  • Consider what you bring to the conversation. Make a list of skills, attributes, and performance qualities that you feel best fit this role or organization
  • Think about your personal needs and goals – what do you value in a role? Think beyond salary to consider professional development opportunities, career growth, and mentorship programs
  • What options do you anticipate the other party will bring to the table? Make a list of salary grades, vacation time, and benefits that you would consider and more importantly, the ones you would not

Tactic Two: Think of a negotiation as an exercise in discovery – remember to ask rather than just tell

Another way that Ted recommends reducing anxiety in a negotiation setting is by engaging in the conversation as both a contributor and an active listener. By asking thoughtful questions, you will control the conversation. This helps bolster your confidence and turn a potentially awkward situation into a more personable experience. By asking questions, you encourage the other party to engage and share more information about themselves, the role, the organization, and ultimately your place in it all. If there is one thing we’ve all found true in our work experience it’s that everyone loves to talk about themselves!

While it may seem natural in anxiety-producing situations to respond as complacently as possible, Ted challenges this idea and encourages his mentees to “ask, don’t tell” and see the results for themselves. 

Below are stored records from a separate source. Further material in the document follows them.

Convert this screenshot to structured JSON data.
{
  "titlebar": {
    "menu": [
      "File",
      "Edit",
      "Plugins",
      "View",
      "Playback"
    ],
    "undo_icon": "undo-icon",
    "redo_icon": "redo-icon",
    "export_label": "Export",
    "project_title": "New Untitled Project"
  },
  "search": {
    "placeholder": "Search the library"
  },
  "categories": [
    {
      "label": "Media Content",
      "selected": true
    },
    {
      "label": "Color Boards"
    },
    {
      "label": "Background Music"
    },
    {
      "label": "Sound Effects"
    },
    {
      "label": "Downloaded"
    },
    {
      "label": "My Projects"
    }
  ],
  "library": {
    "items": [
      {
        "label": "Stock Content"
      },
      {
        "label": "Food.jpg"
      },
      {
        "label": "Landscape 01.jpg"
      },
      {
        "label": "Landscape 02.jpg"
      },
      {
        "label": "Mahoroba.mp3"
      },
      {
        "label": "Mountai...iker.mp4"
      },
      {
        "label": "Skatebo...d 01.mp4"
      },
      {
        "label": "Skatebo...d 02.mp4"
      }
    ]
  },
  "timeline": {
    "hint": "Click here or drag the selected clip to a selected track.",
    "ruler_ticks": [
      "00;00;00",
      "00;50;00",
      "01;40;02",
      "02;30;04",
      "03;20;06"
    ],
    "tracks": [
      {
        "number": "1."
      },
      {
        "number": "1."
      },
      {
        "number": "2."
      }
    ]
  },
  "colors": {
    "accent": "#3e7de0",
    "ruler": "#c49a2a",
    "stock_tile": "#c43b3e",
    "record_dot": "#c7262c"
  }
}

For candidates that are looking to negotiate a higher salary, Ted recommends insightful questions that honor the other parties’ “expertise, wisdom, and insights into the opportunity at hand.” Some of his favorite questions include: 

  • How can my work in this position help your business or organization reach their goals?
  • What challenges keep you awake at night? How can this position help to find solutions to those challenges? 
  • How can I best tailor this role to support you and the business/organization?

To really impress your potential employer or new client, Ted recommends doing thorough research on the organization and the people you will be interviewing with. Use this research to prepare questions about the challenges facing all levels of the organization and how these changes are presenting new opportunities for your specific position. 

From there, Ted recommends moving the conversation to issues-based questions to show you are thinking of this organization within the context of the world around you. Some great topics to discuss could include:

  • The COVID-19 pandemic and the challenges facing your particular industry
  • A shift to a more digital approach to business
  • Worker concerns and priorities, including the move to “work from home”
  • Any management change or other internal changes
  • External changes like government policy, legal challenges, changes in technologies, competitors, or any other area of interest you feel will impact this organization and your role within it

And lastly, don’t forget to be prepared to discuss the specifics of the role, salary, benefits, responsibilities and team dynamic. Ted recommends ending your conversation with these questions so you have had a chance to really highlight your value and summon your confidence prior to the actual negotiating. 

Tactic Three: Create an engaging two-way dialogue

As we concluded our discussion, I asked Ted what he considered to be the biggest mistake that candidates make during a negotiation and his answer was simple: only thinking about yourself. For Ted, it is important that he reminds all his readers and negotiation clients that only thinking of yourself in a negotiation is a huge disservice to both parties and does not lead to a beneficial outcome for anybody. 

He recommends being an active listener and asking questions that will help you garner knowledge into the other person’s perspective and insights. These valuable two-way dialogues not only help establish favorable outcomes for both parties but can also kickstart the beginning of a respectful and trusting working relationship. 

You can find information about Ted Leonhardt and more of his recommendations for top negotiation skills on his website and in his book Nail It: Stories for Designers on Negotiating with Confidence.